These are a just few words that could be used to describe the dud that the Green Bay Packers put up against the New York Giants on national television Sunday night.  It was a game many fans had circled on the calendar since the schedule was released in spring.  The Giants ended the Packers’ season in the playoffs last season and many a player and fan were eager to get some revenge on the Giants in their own house.

Instead, by a score of Giants 38, Packers 10, salt got added to the wound and boy does it burn.

Here’s who stood out and (more likely) stunk it up during the Packers’ fourth loss of the 2012 season.

Game Balls

WR Jordy Nelson

At times, it seemed Nelson was the only wide receiver that showed up to play.  Yes, Randall Cobb made a couple plays out of the backfield but Nelson was really the only one that got anything going downfield.

By “anything going,” I really refer to only one play.

Nelson’s beautiful 61 yard touchdown that tied the game at 7 was really the Packers’ lone highlight of the night so in a sense, Nelson gets a game ball by default.

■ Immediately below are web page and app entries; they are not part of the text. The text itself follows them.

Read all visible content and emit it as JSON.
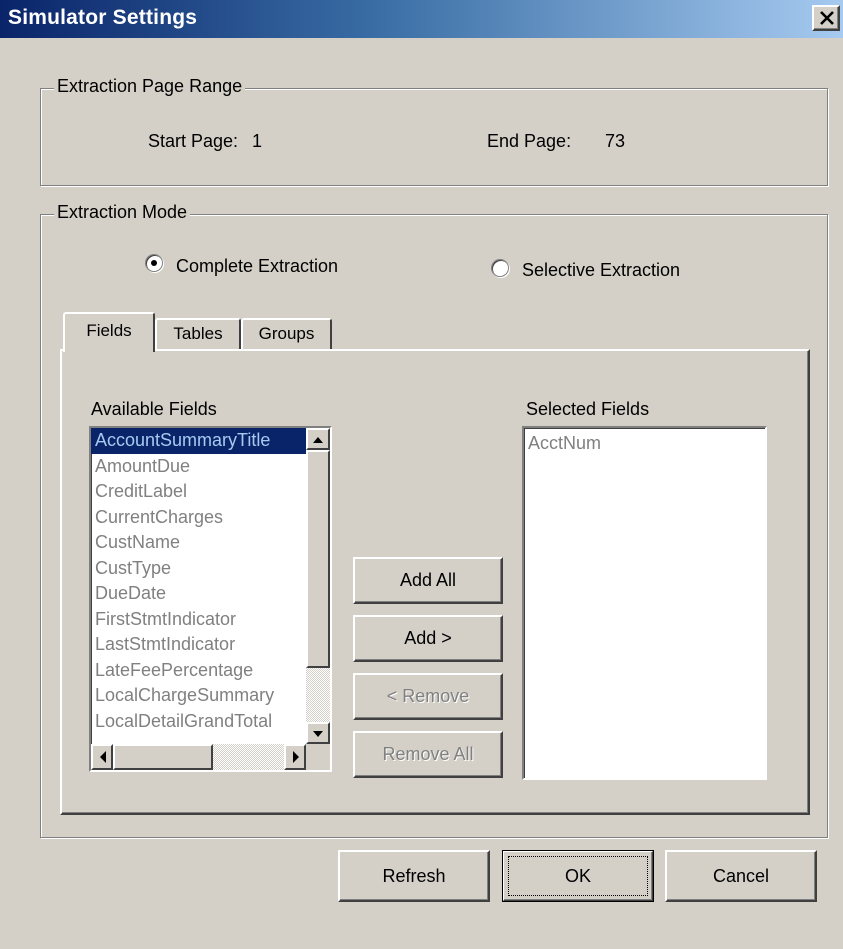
{
  "window": {
    "title": "Simulator Settings",
    "close_glyph": "✕"
  },
  "page_range": {
    "legend": "Extraction Page Range",
    "start_label": "Start Page:",
    "start_value": "1",
    "end_label": "End Page:",
    "end_value": "73"
  },
  "mode": {
    "legend": "Extraction Mode",
    "options": [
      {
        "label": "Complete Extraction",
        "checked": true
      },
      {
        "label": "Selective Extraction",
        "checked": false
      }
    ]
  },
  "tabs": [
    {
      "label": "Fields",
      "active": true
    },
    {
      "label": "Tables",
      "active": false
    },
    {
      "label": "Groups",
      "active": false
    }
  ],
  "available": {
    "label": "Available Fields",
    "items": [
      "AccountSummaryTitle",
      "AmountDue",
      "CreditLabel",
      "CurrentCharges",
      "CustName",
      "CustType",
      "DueDate",
      "FirstStmtIndicator",
      "LastStmtIndicator",
      "LateFeePercentage",
      "LocalChargeSummary",
      "LocalDetailGrandTotal"
    ],
    "selected_index": 0
  },
  "selected": {
    "label": "Selected Fields",
    "items": [
      "AcctNum"
    ]
  },
  "transfer_buttons": {
    "add_all": "Add All",
    "add": "Add >",
    "remove": "< Remove",
    "remove_all": "Remove All"
  },
  "footer": {
    "refresh": "Refresh",
    "ok": "OK",
    "cancel": "Cancel"
  },
  "colors": {
    "face": "#d4d0c8",
    "title_start": "#0a246a",
    "title_end": "#a6caf0",
    "selection": "#0a246a",
    "disabled_text": "#808080"
  }
}
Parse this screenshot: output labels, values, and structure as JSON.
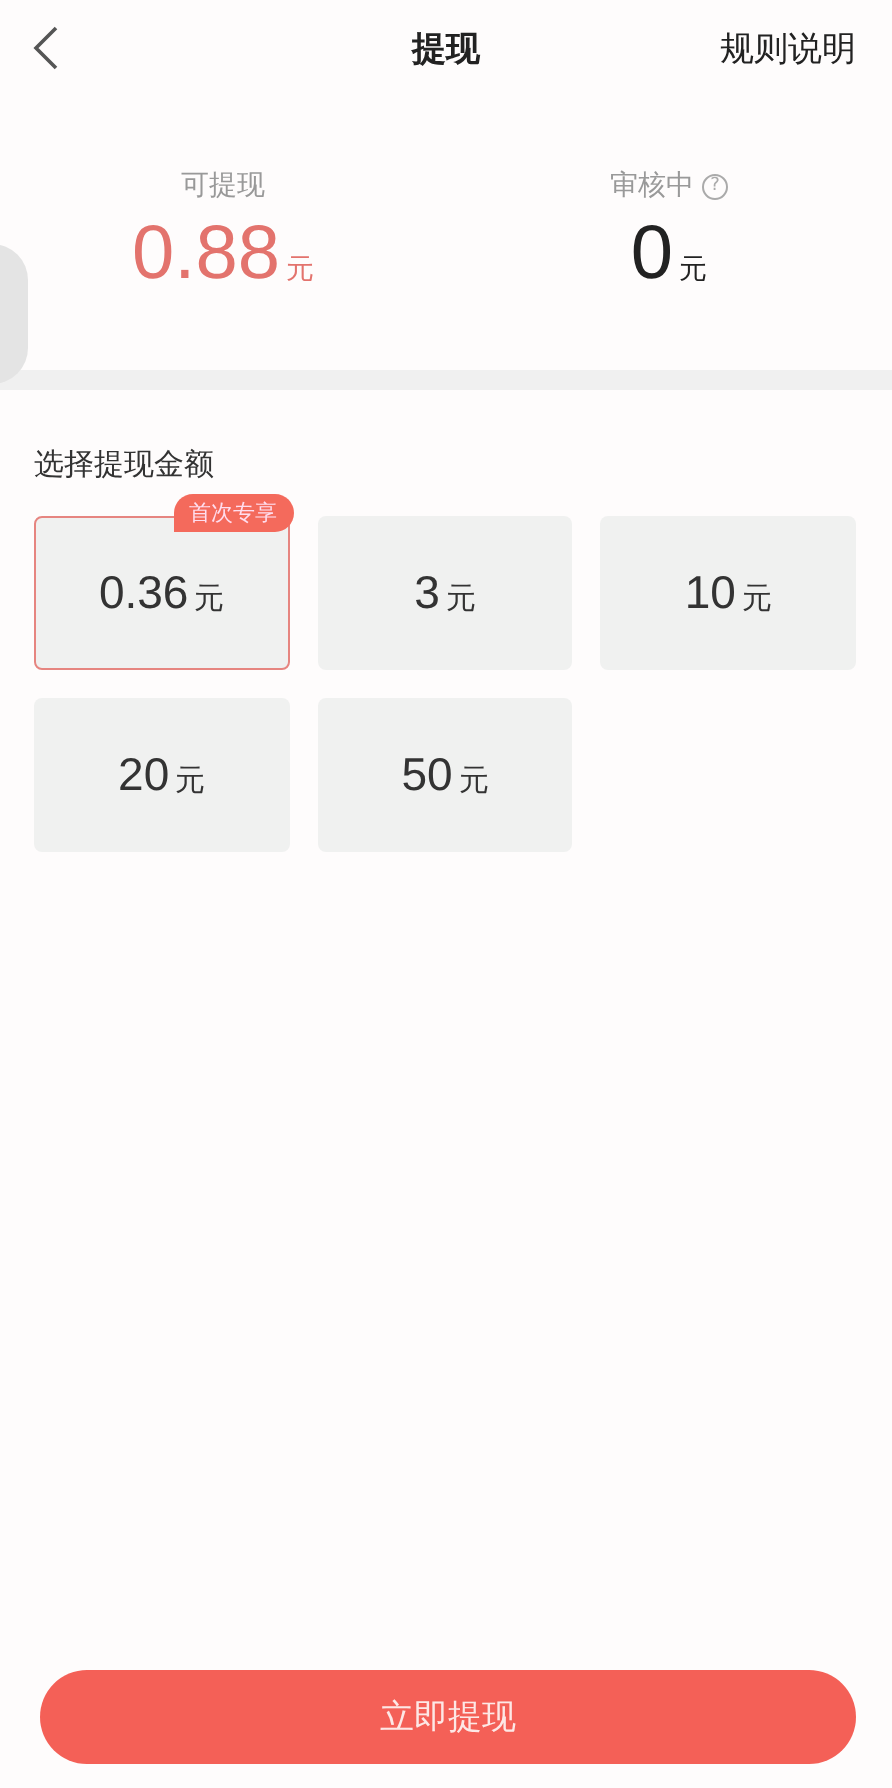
{
  "header": {
    "title": "提现",
    "action": "规则说明"
  },
  "balances": [
    {
      "label": "可提现",
      "amount": "0.88",
      "unit": "元",
      "kind": "available"
    },
    {
      "label": "审核中",
      "amount": "0",
      "unit": "元",
      "kind": "pending",
      "help": "?"
    }
  ],
  "section_title": "选择提现金额",
  "amounts": [
    {
      "value": "0.36",
      "unit": "元",
      "selected": true,
      "badge": "首次专享"
    },
    {
      "value": "3",
      "unit": "元",
      "selected": false
    },
    {
      "value": "10",
      "unit": "元",
      "selected": false
    },
    {
      "value": "20",
      "unit": "元",
      "selected": false
    },
    {
      "value": "50",
      "unit": "元",
      "selected": false
    }
  ],
  "submit": "立即提现"
}
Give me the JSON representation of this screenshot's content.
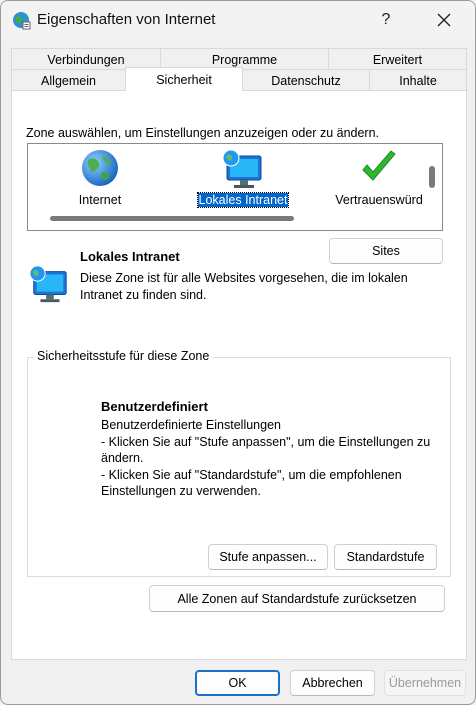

The good news is that the play Nelson made on the sideline was similar to the plays he made last season during his breakout season.  Hopefully the Packers can get more plays like that from Nelson now that he is healthy again.

FB John Kuhn

Kuhn’s name has not been called much this season as he’s scored only one touchdown, but the Packers fullback made some plays against the Giants that helped provide the Packers an answer to Ahmad Bradshaw.

Kuhn caught three balls for 49 yards to go along with four carries for 17 yards.  It was refreshing to see Kuhn get some work in the screen game.  If the Packers continue to struggle running the ball, perhaps some screen passes to Kuhn will help alleviate the pain.

LB Dezman Moses

The pass rush was abysmal against the Giants, but Moses once again provided some hope in the absence of Clay Matthews.